Malcolm Rifkind wound up his three-day visit to Peking last night saying that both Britain and China were determined to "look forward, not back" over the question of Hong Kong.

After a long meeting with President Jiang Zemin, the Foreign Secretary welcomed the Chinese leader's "repeated emphasis" that China "was not going to intervene in the affairs of Hong Kong", when sovereignty reverts to the mainland next year.

Despite the more constructive atmosphere, Mr Rifkind's attempts to persuade Peking to resume contact with the Governor of Hong Kong, Chris Patten, yielded no response.

Chinese leaders also remained determined to scrap the colony's elected Legislative Council (LegCo). The foreign ministry spokesman, Chen Jian, said: "I think this is a closed case. That is the Chinese position and that will not change."

Both Britain and China stressed that Mr Rifkind's visit had built on a steady improvement in relations over the past few months. "If we differ, we are differing in a friendly way and seeking to minimise these differences rather than maximise them," said Mr Rifkind, who described his meeting with the Chinese President as "long and substantive". Mr Jiang spoke of the "momentum" of Sino-British co-operation.

That co-operation is not, for now, extending to Mr Patten.
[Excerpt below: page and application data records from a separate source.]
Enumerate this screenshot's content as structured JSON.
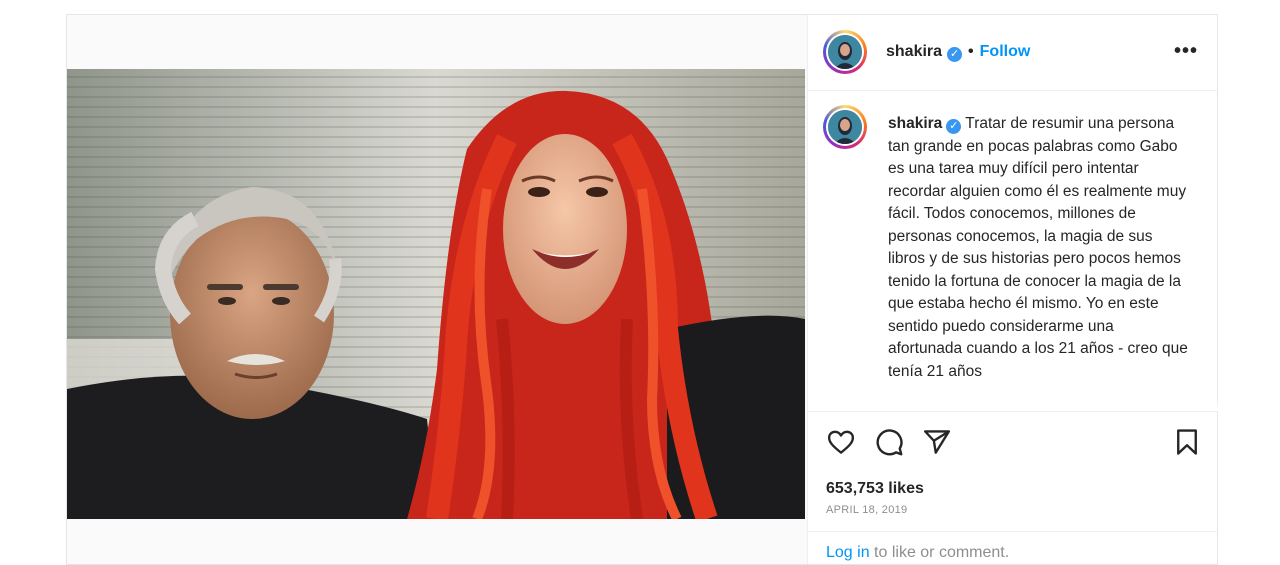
{
  "post": {
    "username": "shakira",
    "follow_label": "Follow",
    "separator": "•",
    "more_label": "•••",
    "caption": "Tratar de resumir una persona tan grande en pocas palabras como Gabo es una tarea muy difícil pero intentar recordar alguien como él es realmente muy fácil. Todos conocemos, millones de personas conocemos, la magia de sus libros y de sus historias pero pocos hemos tenido la fortuna de conocer la magia de la que estaba hecho él mismo. Yo en este sentido puedo considerarme una afortunada cuando a los 21 años - creo que tenía 21 años",
    "likes": "653,753 likes",
    "date": "APRIL 18, 2019",
    "login_link": "Log in",
    "login_suffix": " to like or comment."
  },
  "icons": {
    "verified": "verified-badge-icon",
    "like": "heart-icon",
    "comment": "comment-icon",
    "share": "paper-plane-icon",
    "save": "bookmark-icon"
  },
  "colors": {
    "accent": "#0095f6",
    "verified": "#3897f0",
    "text": "#262626",
    "muted": "#8e8e8e",
    "hair": "#e0341c"
  }
}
The question of Peking resuming a dialogue with the Governor was raised by Mr Rifkind in meetings with the Chinese Foreign Minister, Qian Qichen, and in yesterday's session with President Jiang. Britain, alarmed at a recent "haemorrhaging of confidence" among Hong Kong people, is trying to persuade Peking that fresh contact with Mr Patten would boost Hong Kong's morale. The Chinese side offered no encouragement. "They did not really respond," a British official said.

The British maintained there was still hope. Mr Rifkind said: "[President Jiang] emphasised the importance of dialogue. Dialogue of course means dialogue between all on the Chinese side and all on the British side who have responsibility for these matters." Peking has refused to have any direct dealings with Mr Patten since the autumn of 1992 when he unveiled his political reform package. Mr Rifkind reiterated that "only by [Mr Patten's] full involvement can we ensure the success that we all require. I am sure the Chinese side will wish to reflect on that."

In the meantime, it is now expected that the much-delayed ninth container terminal (CT9) project will move ahead, after Mr Qian told the British side that China would accept any agreement reached by the companies involved. A compromise may emerge whereby the Jardine group, which China abhors as a political ally of Mr Patten, would drop out of the CT9 consortium in return for an alternative stake in one of the other forthcoming container terminal projects.

The Chinese played down Mr Rifkind's claim to have reached an agreement on right of abode in Hong Kong after 1997.

"I think this is an exchange of views ... between the two foreign ministers instead of a concrete negotiation," Mr Chen said. Mr Qian's statement that "all residents now with permanent residence status in Hong Kong will continue to have residence status after 30 June 1997" still leaves many specific questions to be settled. But there were positive signs that such negotiations could now yield results.

China would seek a solution "realistically, flexibly and in a relaxed manner", Mr Chen said. "This represents a political willingness." Agreement was also reached on contact between the Hong Kong government and the Chinese- appointed Preparatory Committee and on the issue of post-1997 Hong Kong Chinese passports.